(Material to process)

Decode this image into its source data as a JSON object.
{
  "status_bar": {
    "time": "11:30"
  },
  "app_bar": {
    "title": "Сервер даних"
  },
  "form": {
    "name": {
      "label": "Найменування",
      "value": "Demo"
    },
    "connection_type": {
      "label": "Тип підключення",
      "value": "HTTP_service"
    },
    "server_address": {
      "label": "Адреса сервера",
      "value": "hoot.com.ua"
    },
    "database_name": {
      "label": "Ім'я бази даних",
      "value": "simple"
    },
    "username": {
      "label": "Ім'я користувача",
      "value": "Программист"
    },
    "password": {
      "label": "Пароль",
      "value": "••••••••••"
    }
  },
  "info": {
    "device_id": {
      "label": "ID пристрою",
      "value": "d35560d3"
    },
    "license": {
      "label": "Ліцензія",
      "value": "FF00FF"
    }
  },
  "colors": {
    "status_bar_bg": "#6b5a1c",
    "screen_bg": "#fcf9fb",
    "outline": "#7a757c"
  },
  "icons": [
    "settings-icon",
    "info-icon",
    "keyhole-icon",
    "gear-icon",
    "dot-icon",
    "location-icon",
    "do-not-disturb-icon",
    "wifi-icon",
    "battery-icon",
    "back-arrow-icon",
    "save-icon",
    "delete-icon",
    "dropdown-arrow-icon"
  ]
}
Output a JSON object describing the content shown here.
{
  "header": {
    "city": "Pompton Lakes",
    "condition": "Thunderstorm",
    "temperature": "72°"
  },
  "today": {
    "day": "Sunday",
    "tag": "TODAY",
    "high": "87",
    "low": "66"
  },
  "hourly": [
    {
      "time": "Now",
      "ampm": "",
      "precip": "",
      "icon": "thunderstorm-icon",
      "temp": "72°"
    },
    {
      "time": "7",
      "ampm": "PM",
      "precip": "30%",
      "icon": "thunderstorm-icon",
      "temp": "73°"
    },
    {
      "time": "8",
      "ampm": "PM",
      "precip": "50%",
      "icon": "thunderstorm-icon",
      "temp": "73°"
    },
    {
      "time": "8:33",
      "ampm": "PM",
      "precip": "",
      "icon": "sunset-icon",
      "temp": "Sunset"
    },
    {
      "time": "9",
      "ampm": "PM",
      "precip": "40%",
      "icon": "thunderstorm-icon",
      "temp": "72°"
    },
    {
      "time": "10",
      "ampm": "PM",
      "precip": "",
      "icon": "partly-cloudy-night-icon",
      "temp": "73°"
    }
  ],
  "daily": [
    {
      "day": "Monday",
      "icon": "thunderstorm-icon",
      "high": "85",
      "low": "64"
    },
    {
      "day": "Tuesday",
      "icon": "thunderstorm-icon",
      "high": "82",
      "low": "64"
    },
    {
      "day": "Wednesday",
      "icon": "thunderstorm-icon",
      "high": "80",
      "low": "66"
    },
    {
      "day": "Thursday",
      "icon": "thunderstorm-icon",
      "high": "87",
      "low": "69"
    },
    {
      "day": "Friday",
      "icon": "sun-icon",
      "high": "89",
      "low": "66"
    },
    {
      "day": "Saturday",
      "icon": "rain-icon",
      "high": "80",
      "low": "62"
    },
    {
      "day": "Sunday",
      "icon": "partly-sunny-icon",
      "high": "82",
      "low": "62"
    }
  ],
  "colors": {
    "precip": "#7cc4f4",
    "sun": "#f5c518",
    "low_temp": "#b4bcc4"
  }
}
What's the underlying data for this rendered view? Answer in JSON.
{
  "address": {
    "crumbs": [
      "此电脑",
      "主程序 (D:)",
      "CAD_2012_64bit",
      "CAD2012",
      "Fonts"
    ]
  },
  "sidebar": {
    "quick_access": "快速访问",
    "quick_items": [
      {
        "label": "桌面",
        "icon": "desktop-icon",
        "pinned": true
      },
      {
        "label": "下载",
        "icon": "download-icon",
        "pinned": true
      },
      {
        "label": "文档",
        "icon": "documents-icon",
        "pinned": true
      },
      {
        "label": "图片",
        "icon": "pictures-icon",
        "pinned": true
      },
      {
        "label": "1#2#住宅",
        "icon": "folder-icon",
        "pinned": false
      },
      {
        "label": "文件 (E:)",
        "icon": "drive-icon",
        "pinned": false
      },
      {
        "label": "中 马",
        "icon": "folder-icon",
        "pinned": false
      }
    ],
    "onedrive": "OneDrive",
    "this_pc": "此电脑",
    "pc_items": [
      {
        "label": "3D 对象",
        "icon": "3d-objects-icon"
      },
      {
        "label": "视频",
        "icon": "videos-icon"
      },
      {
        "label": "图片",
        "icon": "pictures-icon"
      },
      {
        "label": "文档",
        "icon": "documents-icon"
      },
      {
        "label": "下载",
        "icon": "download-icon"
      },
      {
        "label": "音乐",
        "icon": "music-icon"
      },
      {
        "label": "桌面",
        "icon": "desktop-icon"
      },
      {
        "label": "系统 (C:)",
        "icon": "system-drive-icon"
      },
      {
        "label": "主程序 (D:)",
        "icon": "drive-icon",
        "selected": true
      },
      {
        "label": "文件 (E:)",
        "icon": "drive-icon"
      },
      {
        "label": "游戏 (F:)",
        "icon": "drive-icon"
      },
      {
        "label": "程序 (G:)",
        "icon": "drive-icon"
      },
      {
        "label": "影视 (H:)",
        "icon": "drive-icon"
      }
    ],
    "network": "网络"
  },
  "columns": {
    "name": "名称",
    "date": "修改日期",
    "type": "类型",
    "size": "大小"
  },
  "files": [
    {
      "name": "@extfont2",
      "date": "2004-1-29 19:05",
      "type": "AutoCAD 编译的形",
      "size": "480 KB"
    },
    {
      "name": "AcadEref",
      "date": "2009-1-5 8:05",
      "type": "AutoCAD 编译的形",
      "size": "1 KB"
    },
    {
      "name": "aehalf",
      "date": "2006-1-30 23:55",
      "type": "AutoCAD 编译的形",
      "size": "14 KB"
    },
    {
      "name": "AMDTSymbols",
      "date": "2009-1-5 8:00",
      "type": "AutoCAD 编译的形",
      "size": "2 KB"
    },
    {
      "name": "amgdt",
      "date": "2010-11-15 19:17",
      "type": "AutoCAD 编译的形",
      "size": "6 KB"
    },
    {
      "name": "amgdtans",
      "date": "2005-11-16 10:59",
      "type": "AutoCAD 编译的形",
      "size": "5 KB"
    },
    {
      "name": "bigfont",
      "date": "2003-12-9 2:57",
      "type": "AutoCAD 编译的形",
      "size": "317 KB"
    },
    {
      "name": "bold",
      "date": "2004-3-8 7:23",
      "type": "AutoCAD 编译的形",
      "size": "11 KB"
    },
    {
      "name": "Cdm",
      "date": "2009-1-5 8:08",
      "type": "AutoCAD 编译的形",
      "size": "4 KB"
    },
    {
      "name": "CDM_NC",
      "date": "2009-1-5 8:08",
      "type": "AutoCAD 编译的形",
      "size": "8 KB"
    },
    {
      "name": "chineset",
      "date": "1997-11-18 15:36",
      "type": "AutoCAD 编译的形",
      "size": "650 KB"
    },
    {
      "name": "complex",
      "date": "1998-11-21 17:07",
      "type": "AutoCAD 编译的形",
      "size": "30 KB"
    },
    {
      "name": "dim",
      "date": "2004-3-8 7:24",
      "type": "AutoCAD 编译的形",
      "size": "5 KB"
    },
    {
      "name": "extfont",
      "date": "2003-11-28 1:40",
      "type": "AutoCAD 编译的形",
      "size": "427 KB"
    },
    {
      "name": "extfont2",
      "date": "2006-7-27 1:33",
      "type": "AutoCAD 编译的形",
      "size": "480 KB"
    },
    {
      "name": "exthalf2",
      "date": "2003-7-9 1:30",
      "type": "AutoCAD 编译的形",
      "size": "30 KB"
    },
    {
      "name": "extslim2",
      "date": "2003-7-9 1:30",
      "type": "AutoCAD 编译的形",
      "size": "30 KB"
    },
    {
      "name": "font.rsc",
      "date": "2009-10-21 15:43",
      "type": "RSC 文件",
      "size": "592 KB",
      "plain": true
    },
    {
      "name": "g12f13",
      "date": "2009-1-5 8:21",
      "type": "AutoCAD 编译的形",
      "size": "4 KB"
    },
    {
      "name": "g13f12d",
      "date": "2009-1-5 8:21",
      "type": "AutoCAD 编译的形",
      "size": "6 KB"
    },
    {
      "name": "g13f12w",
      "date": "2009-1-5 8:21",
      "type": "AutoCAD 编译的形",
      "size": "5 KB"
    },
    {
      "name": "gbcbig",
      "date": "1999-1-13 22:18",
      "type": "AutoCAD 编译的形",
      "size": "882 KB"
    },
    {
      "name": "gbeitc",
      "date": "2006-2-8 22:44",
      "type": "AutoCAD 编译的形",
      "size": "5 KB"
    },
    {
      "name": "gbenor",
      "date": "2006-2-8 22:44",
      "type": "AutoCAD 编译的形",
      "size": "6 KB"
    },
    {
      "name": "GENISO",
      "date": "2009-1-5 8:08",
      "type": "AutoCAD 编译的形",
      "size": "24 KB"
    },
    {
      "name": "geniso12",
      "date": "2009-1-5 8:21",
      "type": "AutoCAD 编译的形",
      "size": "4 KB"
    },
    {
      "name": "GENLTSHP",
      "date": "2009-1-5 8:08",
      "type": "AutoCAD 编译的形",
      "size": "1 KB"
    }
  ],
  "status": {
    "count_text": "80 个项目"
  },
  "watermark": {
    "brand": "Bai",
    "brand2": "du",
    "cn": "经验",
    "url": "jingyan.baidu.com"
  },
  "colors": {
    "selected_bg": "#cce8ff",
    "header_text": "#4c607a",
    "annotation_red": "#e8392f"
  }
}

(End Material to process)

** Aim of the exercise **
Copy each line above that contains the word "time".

** Finished task **
    "time": "11:30"
      "time": "Now",
      "time": "7",
      "time": "8",
      "time": "8:33",
      "time": "9",
      "time": "10",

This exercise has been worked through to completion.